Inuktitut’s unlikely champions
Ten years ago, American academics and self-appointed watchdogs of all things linguistically erroneous started the Language Log blog. One persistent falsehood discussed regularly is the claim that Eskimos have over 100 words for snow. The first inaccuracy concerns the word “Eskimo,” a derogatory term corrupted from Ojibway and Cree and used to describe northern Aboriginals and their common tongue—conflating seven distinct Eskimo-Aleut languages and five dialects of Inuktitut. The second concerns the northern languages themselves. Inuktitut, for one, is not technically made up of words. Instead, it uses roots like aput, meaning snow, which can be combined with various affixes to communicate colourful and complex ideas. The expressiveness and malleability of Inuktitut challenges yet another misperception, this time put forth by an American encyclopedia: the inhabitants of the barren North have many words for snow because there is not much else to talk about in their “limited” environment.
When we flew low over Baffin Island and I saw the snow-covered hills, treeless and speckled black where the rock had been exposed by wind, I shed a few hot tears and hid my face from Dani. We held hands for the landing. My brother Mosha and his wife, Oksana, were there to meet us. I hadn’t seen them since they had visited Vancouver the previous summer. We hugged and preened over Oksana’s baby belly, while I took in the old airport, with its familiar orange plastic seating in the waiting area and the world’s shortest luggage conveyer belt. On the drive back to his apartment, Mosha detailed the plan to surprise my mother.
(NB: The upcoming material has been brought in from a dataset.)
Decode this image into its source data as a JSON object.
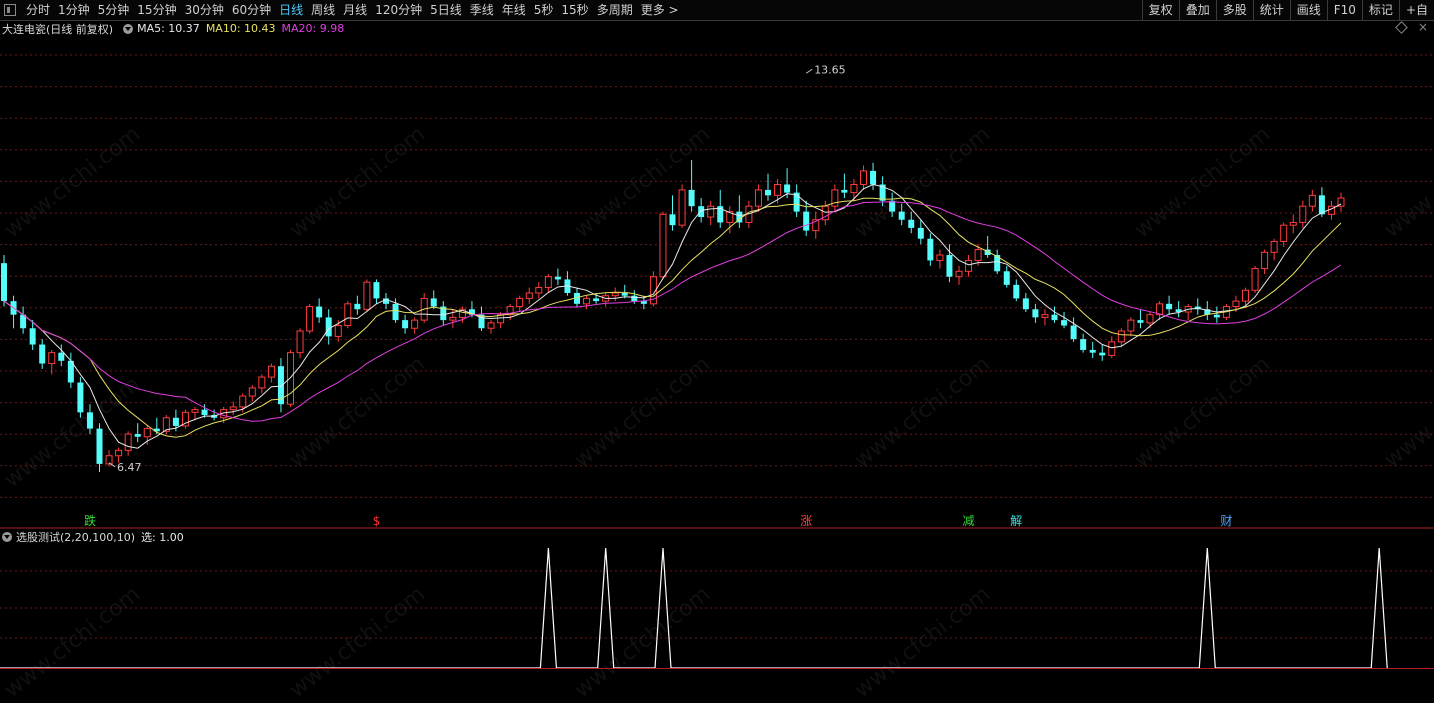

He and Oksana lived in a newer building, behind the Apex Road Quick Stop, which was also new…to me. Dani and I had settled in and were sipping mugs of hot tea in the kitchen when there was a knock on the door. I stood tense, my brother behind me holding a video camera, while Oksana invited my mother and her boyfriend in. My mother was shorter, chubbier, and much browner than I remembered her. I guess Polaroids wash people out. She introduced herself to Dani, and then she shook my hand, smiling politely. She didn’t recognize me. When she really looked at me and I said my name, there was a split second of fear in her face before she yelled out and embraced me tight.
The next week was a whirlwind. Mosha and my mother ferried Dani and me all over town visiting old friends and family. First stop was my anaanatsiaq and ataatatsiaq’s house (my grandparents’), where I saw my cousin Tim and met for the first time three cousins who had been born after I left. It was wonderful to see my family again. I hadn’t realized how isolated we were in Vancouver until I experienced the warm feeling of walking into someone’s house and finding pictures of me, in a floral dress and crooked glasses, on the mantel. But I was flooded with shame when I couldn’t speak to my grandparents in Inuktitut. I had been worried that everything in Iqaluit would be different, but it never occurred to me that I would be the thing that had changed the most.
On the morning of our departure, we heard an announcement on CBC Radio that a spring blizzard had shut down the airport, so we would have at least another day in Iqaluit. I should have been overjoyed, like my mother, but instead I snuck off to cry in my grandparents’ washroom, adding a layer of guilt to my homesickness. I had longed for my mother and my home for so long. I felt like a bad Inuk, and a bad daughter.
Dani and I flew out the next day, and our parents greeted us at the Vancouver airport with many excited questions about our time in Iqaluit. We gave stock answers—“It was amazing,” and “So much fun”—but of course it was infinitely more complicated, so I didn’t say much once I got in the car with my dad. He didn’t mind, always happy to be quiet together, and we drove up the familiar Westview Drive in silence.
This appeared in the December 2013 issue.
Napatsi Folger authored Joy of Apex, a young adult novel set outside of Iqaluit.